In the copy of these records, include no pictures and change nothing else.
• • •
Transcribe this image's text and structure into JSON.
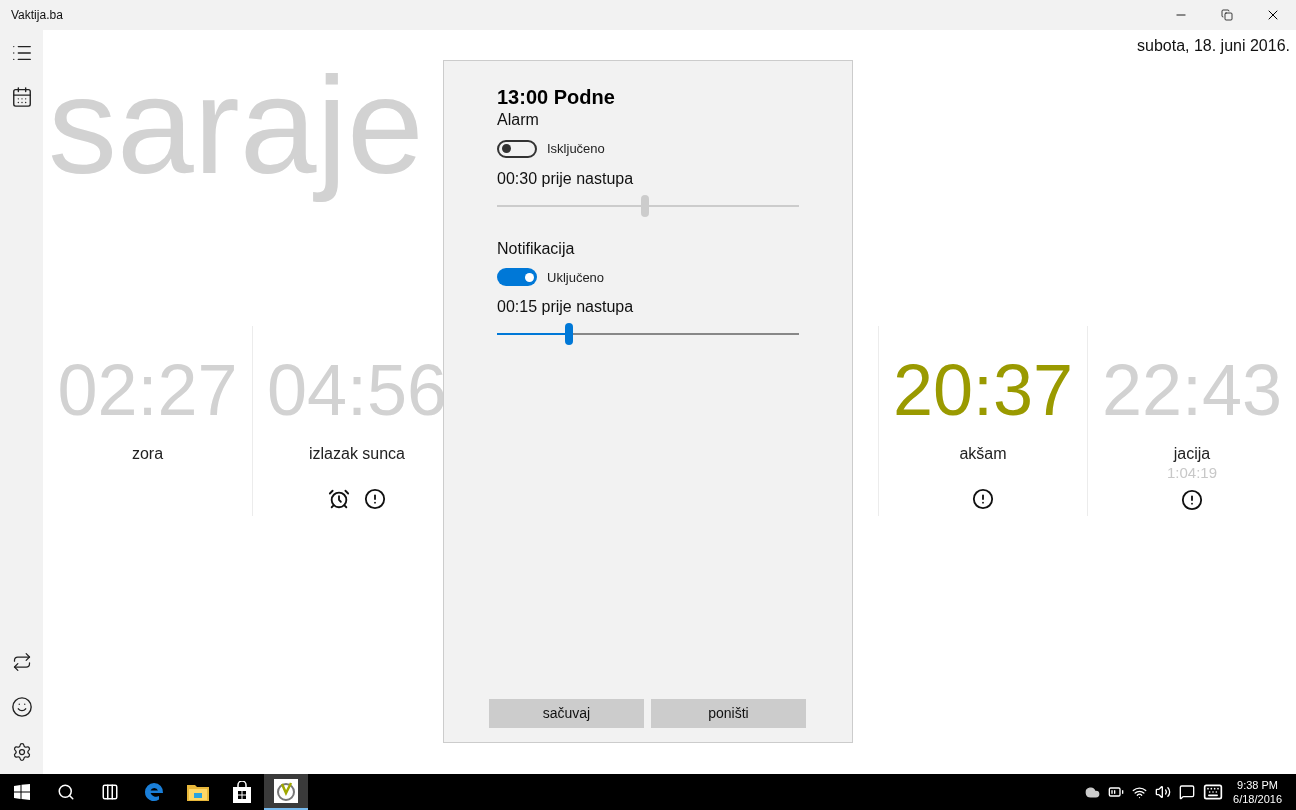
{
  "window": {
    "title": "Vaktija.ba"
  },
  "date": "subota, 18. juni 2016.",
  "city": "saraje",
  "prayers_left": [
    {
      "time": "02:27",
      "name": "zora",
      "current": false,
      "alarm": false,
      "notification": false
    },
    {
      "time": "04:56",
      "name": "izlazak sunca",
      "current": false,
      "alarm": true,
      "notification": true
    }
  ],
  "prayers_right": [
    {
      "time": "20:37",
      "name": "akšam",
      "current": true,
      "alarm": false,
      "notification": true
    },
    {
      "time": "22:43",
      "name": "jacija",
      "countdown": "1:04:19",
      "current": false,
      "alarm": false,
      "notification": true
    }
  ],
  "dialog": {
    "title": "13:00 Podne",
    "sections": [
      {
        "label": "Alarm",
        "toggle": {
          "on": false,
          "label": "Isključeno"
        },
        "offset": "00:30 prije nastupa",
        "level": 0.49
      },
      {
        "label": "Notifikacija",
        "toggle": {
          "on": true,
          "label": "Uključeno"
        },
        "offset": "00:15 prije nastupa",
        "level": 0.24
      }
    ],
    "buttons": [
      "sačuvaj",
      "poništi"
    ]
  },
  "taskbar": {
    "apps": [
      {
        "kind": "start",
        "selected": false
      },
      {
        "kind": "search",
        "selected": false
      },
      {
        "kind": "taskview",
        "selected": false
      },
      {
        "kind": "browser",
        "selected": false
      },
      {
        "kind": "folder",
        "selected": false
      },
      {
        "kind": "store",
        "selected": false
      },
      {
        "kind": "vaktija",
        "selected": true
      }
    ],
    "time": "9:38 PM",
    "date": "6/18/2016"
  }
}
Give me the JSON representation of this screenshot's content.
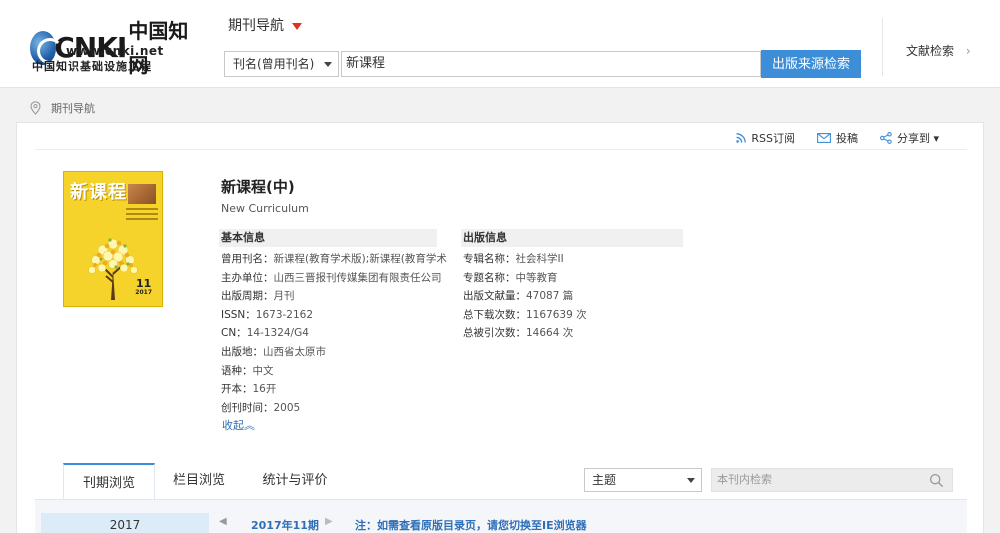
{
  "header": {
    "logo_brand": "CNKI",
    "logo_cn": "中国知网",
    "logo_url": "www.cnki.net",
    "logo_subtitle": "中国知识基础设施工程",
    "nav_title": "期刊导航",
    "search_field": "刊名(曾用刊名)",
    "search_value": "新课程",
    "search_button": "出版来源检索",
    "doc_search": "文献检索",
    "doc_search_chevron": "›"
  },
  "breadcrumb": {
    "label": "期刊导航"
  },
  "tools": {
    "rss": "RSS订阅",
    "submit": "投稿",
    "share": "分享到 ▾"
  },
  "cover": {
    "title": "新课程",
    "issue": "11",
    "year": "2017"
  },
  "journal": {
    "title": "新课程(中)",
    "title_en": "New Curriculum",
    "basic_header": "基本信息",
    "basic_info": [
      {
        "label": "曾用刊名：",
        "value": "新课程(教育学术版);新课程(教育学术)..."
      },
      {
        "label": "主办单位：",
        "value": "山西三晋报刊传媒集团有限责任公司"
      },
      {
        "label": "出版周期：",
        "value": "月刊"
      },
      {
        "label": "ISSN：",
        "value": "1673-2162"
      },
      {
        "label": "CN：",
        "value": "14-1324/G4"
      },
      {
        "label": "出版地：",
        "value": "山西省太原市"
      },
      {
        "label": "语种：",
        "value": "中文"
      },
      {
        "label": "开本：",
        "value": "16开"
      },
      {
        "label": "创刊时间：",
        "value": "2005"
      }
    ],
    "pub_header": "出版信息",
    "pub_info": [
      {
        "label": "专辑名称：",
        "value": "社会科学II"
      },
      {
        "label": "专题名称：",
        "value": "中等教育"
      },
      {
        "label": "出版文献量：",
        "value": "47087 篇"
      },
      {
        "label": "总下载次数：",
        "value": "1167639 次"
      },
      {
        "label": "总被引次数：",
        "value": "14664 次"
      }
    ],
    "collapse": "收起︽"
  },
  "tabs": {
    "issue_browse": "刊期浏览",
    "column_browse": "栏目浏览",
    "stats": "统计与评价"
  },
  "filter": {
    "topic": "主题",
    "in_search_placeholder": "本刊内检索"
  },
  "issues": {
    "year": "2017",
    "prev": "◀",
    "current": "2017年11期",
    "next": "▶",
    "note": "注：如需查看原版目录页，请您切换至IE浏览器"
  },
  "colors": {
    "accent_blue": "#3c8ed9",
    "link_blue": "#2f6fb8",
    "caret_red": "#e2321e",
    "cover_yellow": "#f6d32b"
  }
}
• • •
● **Solved exercise**
Transcribe this image's text and structure into JSON.
{
  "window": {
    "title": "Vaktija.ba"
  },
  "date": "subota, 18. juni 2016.",
  "city": "saraje",
  "prayers_left": [
    {
      "time": "02:27",
      "name": "zora",
      "current": false,
      "alarm": false,
      "notification": false
    },
    {
      "time": "04:56",
      "name": "izlazak sunca",
      "current": false,
      "alarm": true,
      "notification": true
    }
  ],
  "prayers_right": [
    {
      "time": "20:37",
      "name": "akšam",
      "current": true,
      "alarm": false,
      "notification": true
    },
    {
      "time": "22:43",
      "name": "jacija",
      "countdown": "1:04:19",
      "current": false,
      "alarm": false,
      "notification": true
    }
  ],
  "dialog": {
    "title": "13:00 Podne",
    "sections": [
      {
        "label": "Alarm",
        "toggle": {
          "on": false,
          "label": "Isključeno"
        },
        "offset": "00:30 prije nastupa",
        "level": 0.49
      },
      {
        "label": "Notifikacija",
        "toggle": {
          "on": true,
          "label": "Uključeno"
        },
        "offset": "00:15 prije nastupa",
        "level": 0.24
      }
    ],
    "buttons": [
      "sačuvaj",
      "poništi"
    ]
  },
  "taskbar": {
    "apps": [
      {
        "kind": "start",
        "selected": false
      },
      {
        "kind": "search",
        "selected": false
      },
      {
        "kind": "taskview",
        "selected": false
      },
      {
        "kind": "browser",
        "selected": false
      },
      {
        "kind": "folder",
        "selected": false
      },
      {
        "kind": "store",
        "selected": false
      },
      {
        "kind": "vaktija",
        "selected": true
      }
    ],
    "time": "9:38 PM",
    "date": "6/18/2016"
  }
}
Give me the JSON representation of this screenshot's content.
{
  "header": {
    "logo_brand": "CNKI",
    "logo_cn": "中国知网",
    "logo_url": "www.cnki.net",
    "logo_subtitle": "中国知识基础设施工程",
    "nav_title": "期刊导航",
    "search_field": "刊名(曾用刊名)",
    "search_value": "新课程",
    "search_button": "出版来源检索",
    "doc_search": "文献检索",
    "doc_search_chevron": "›"
  },
  "breadcrumb": {
    "label": "期刊导航"
  },
  "tools": {
    "rss": "RSS订阅",
    "submit": "投稿",
    "share": "分享到 ▾"
  },
  "cover": {
    "title": "新课程",
    "issue": "11",
    "year": "2017"
  },
  "journal": {
    "title": "新课程(中)",
    "title_en": "New Curriculum",
    "basic_header": "基本信息",
    "basic_info": [
      {
        "label": "曾用刊名：",
        "value": "新课程(教育学术版);新课程(教育学术)..."
      },
      {
        "label": "主办单位：",
        "value": "山西三晋报刊传媒集团有限责任公司"
      },
      {
        "label": "出版周期：",
        "value": "月刊"
      },
      {
        "label": "ISSN：",
        "value": "1673-2162"
      },
      {
        "label": "CN：",
        "value": "14-1324/G4"
      },
      {
        "label": "出版地：",
        "value": "山西省太原市"
      },
      {
        "label": "语种：",
        "value": "中文"
      },
      {
        "label": "开本：",
        "value": "16开"
      },
      {
        "label": "创刊时间：",
        "value": "2005"
      }
    ],
    "pub_header": "出版信息",
    "pub_info": [
      {
        "label": "专辑名称：",
        "value": "社会科学II"
      },
      {
        "label": "专题名称：",
        "value": "中等教育"
      },
      {
        "label": "出版文献量：",
        "value": "47087 篇"
      },
      {
        "label": "总下载次数：",
        "value": "1167639 次"
      },
      {
        "label": "总被引次数：",
        "value": "14664 次"
      }
    ],
    "collapse": "收起︽"
  },
  "tabs": {
    "issue_browse": "刊期浏览",
    "column_browse": "栏目浏览",
    "stats": "统计与评价"
  },
  "filter": {
    "topic": "主题",
    "in_search_placeholder": "本刊内检索"
  },
  "issues": {
    "year": "2017",
    "prev": "◀",
    "current": "2017年11期",
    "next": "▶",
    "note": "注：如需查看原版目录页，请您切换至IE浏览器"
  },
  "colors": {
    "accent_blue": "#3c8ed9",
    "link_blue": "#2f6fb8",
    "caret_red": "#e2321e",
    "cover_yellow": "#f6d32b"
  }
}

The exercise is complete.